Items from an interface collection

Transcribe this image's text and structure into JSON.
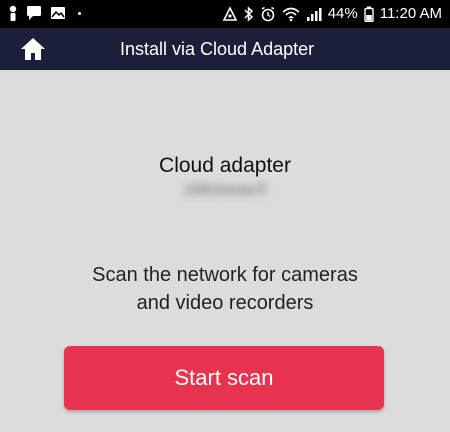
{
  "status_bar": {
    "battery": "44%",
    "time": "11:20 AM",
    "left_icons": [
      "person-icon",
      "message-icon",
      "gallery-icon"
    ],
    "right_icons": [
      "network-icon",
      "bluetooth-icon",
      "alarm-icon",
      "wifi-icon",
      "signal-icon",
      "battery-icon"
    ]
  },
  "app_bar": {
    "title": "Install via Cloud Adapter",
    "home_icon": "home-icon"
  },
  "main": {
    "device_name": "Cloud adapter",
    "device_id": "1f4h3m4a7l",
    "description_line1": "Scan the network for cameras",
    "description_line2": "and video recorders",
    "start_button": "Start scan"
  },
  "colors": {
    "status_bar_bg": "#000000",
    "app_bar_bg": "#1b1f3a",
    "background": "#dcdcdc",
    "button": "#e8334f"
  }
}
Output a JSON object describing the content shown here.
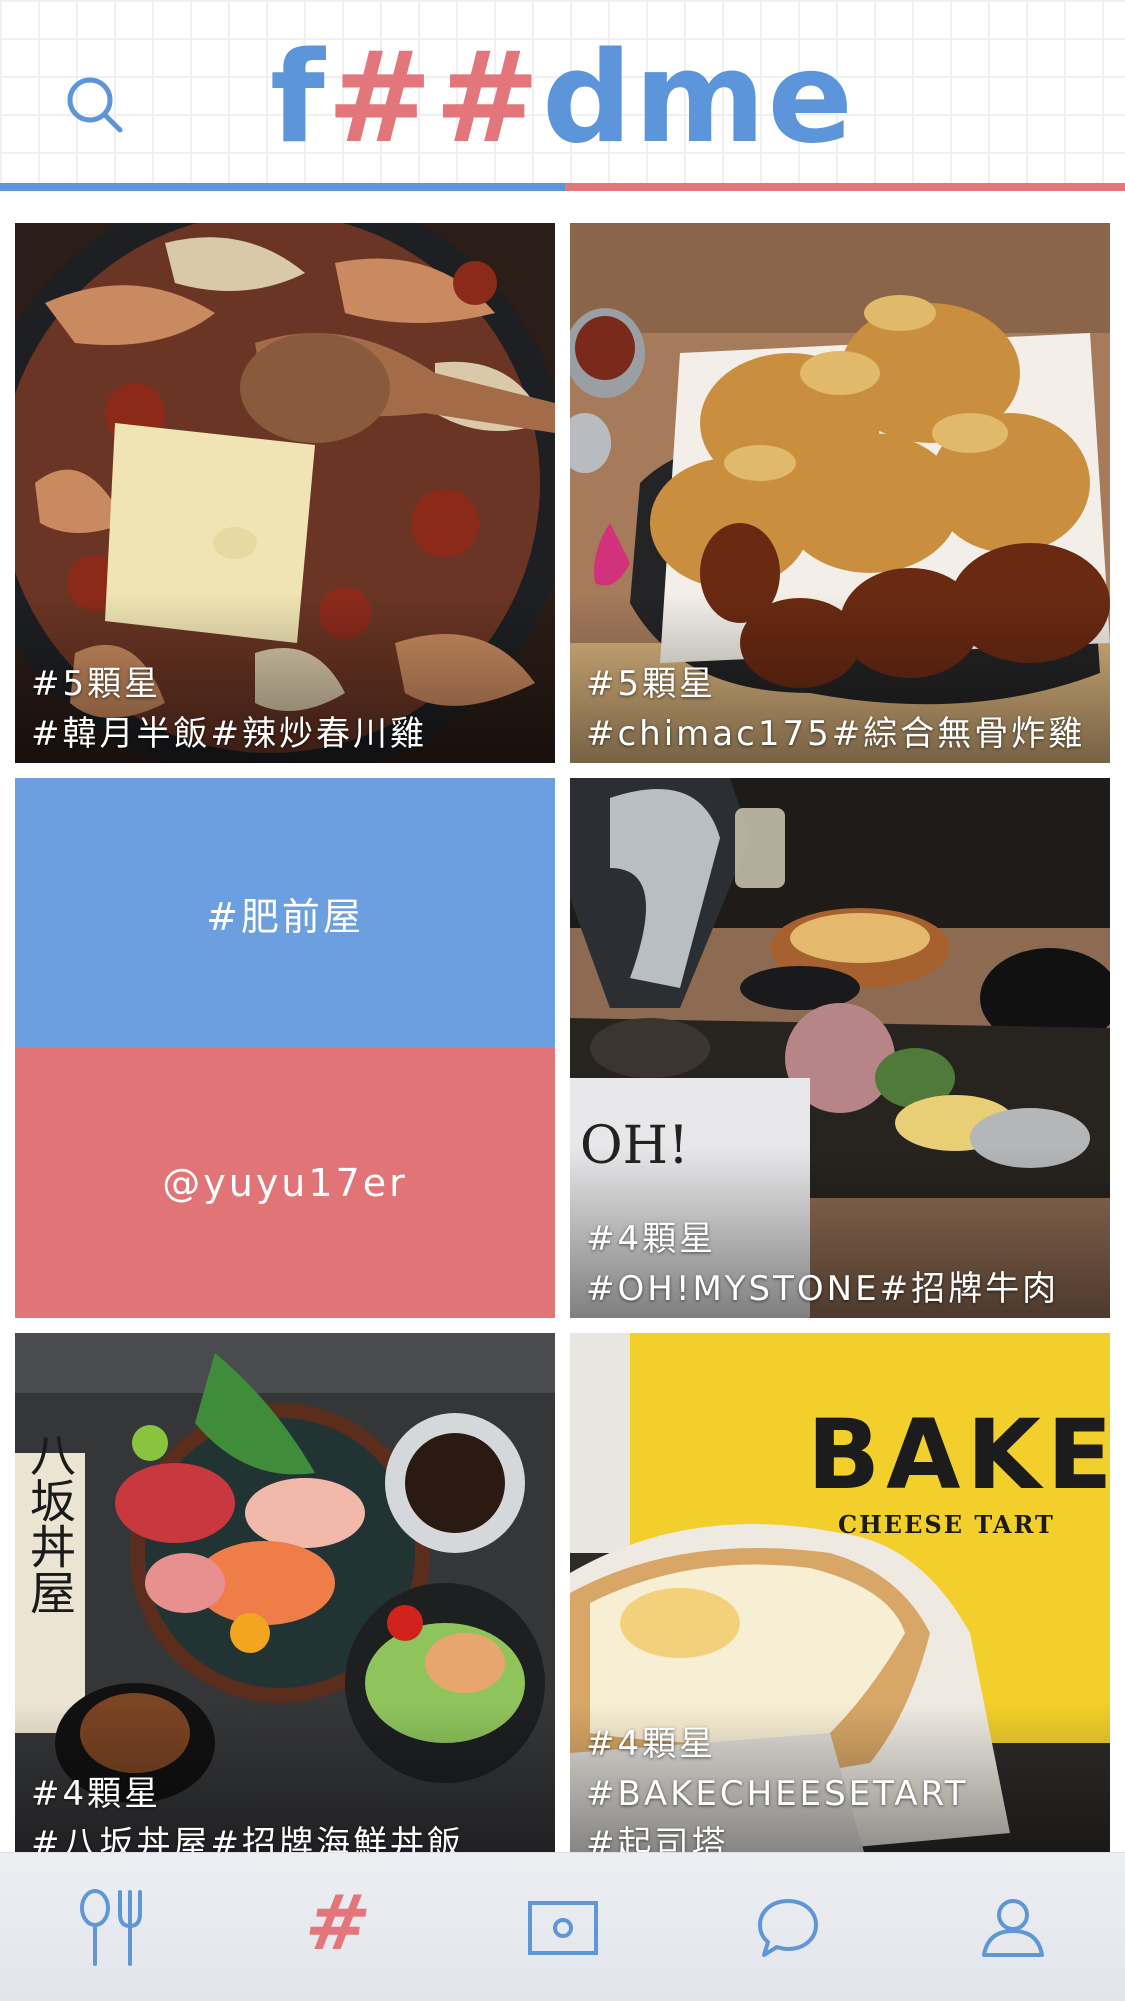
{
  "colors": {
    "blue": "#5c95da",
    "red": "#e2767a",
    "tile_blue": "#6b9fe0",
    "tile_red": "#e07476",
    "icon_blue": "#5f97d6"
  },
  "header": {
    "logo_parts": [
      "f",
      "##",
      "dme"
    ],
    "search_icon": "search-icon"
  },
  "posts": [
    {
      "rating": "#5顆星",
      "tags": "#韓月半飯#辣炒春川雞",
      "photo": "stir-fried spicy chicken with cheese"
    },
    {
      "rating": "#5顆星",
      "tags": "#chimac175#綜合無骨炸雞",
      "photo": "boneless fried chicken platter"
    },
    {
      "title": "#肥前屋",
      "user": "@yuyu17er"
    },
    {
      "rating": "#4顆星",
      "tags": "#OH!MYSTONE#招牌牛肉",
      "photo": "hot stone beef plate"
    },
    {
      "rating": "#4顆星",
      "tags": "#八坂丼屋#招牌海鮮丼飯",
      "photo": "seafood donburi set",
      "sign_text": "八坂丼屋"
    },
    {
      "rating": "#4顆星",
      "tags": "#BAKECHEESETART",
      "tags2": "#起司塔",
      "photo": "cheese tart",
      "bag_text": "BAKE",
      "bag_sub": "CHEESE TART"
    }
  ],
  "tabbar": {
    "items": [
      {
        "name": "food",
        "icon": "fork-spoon-icon"
      },
      {
        "name": "hashtag",
        "icon": "hashtag-icon",
        "label": "#",
        "active": true
      },
      {
        "name": "camera",
        "icon": "photo-icon"
      },
      {
        "name": "chat",
        "icon": "chat-bubble-icon"
      },
      {
        "name": "profile",
        "icon": "user-icon"
      }
    ]
  }
}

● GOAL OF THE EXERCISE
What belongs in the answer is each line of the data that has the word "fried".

● RESPONSE TO THE EXERCISE
      "photo": "stir-fried spicy chicken with cheese"
      "photo": "boneless fried chicken platter"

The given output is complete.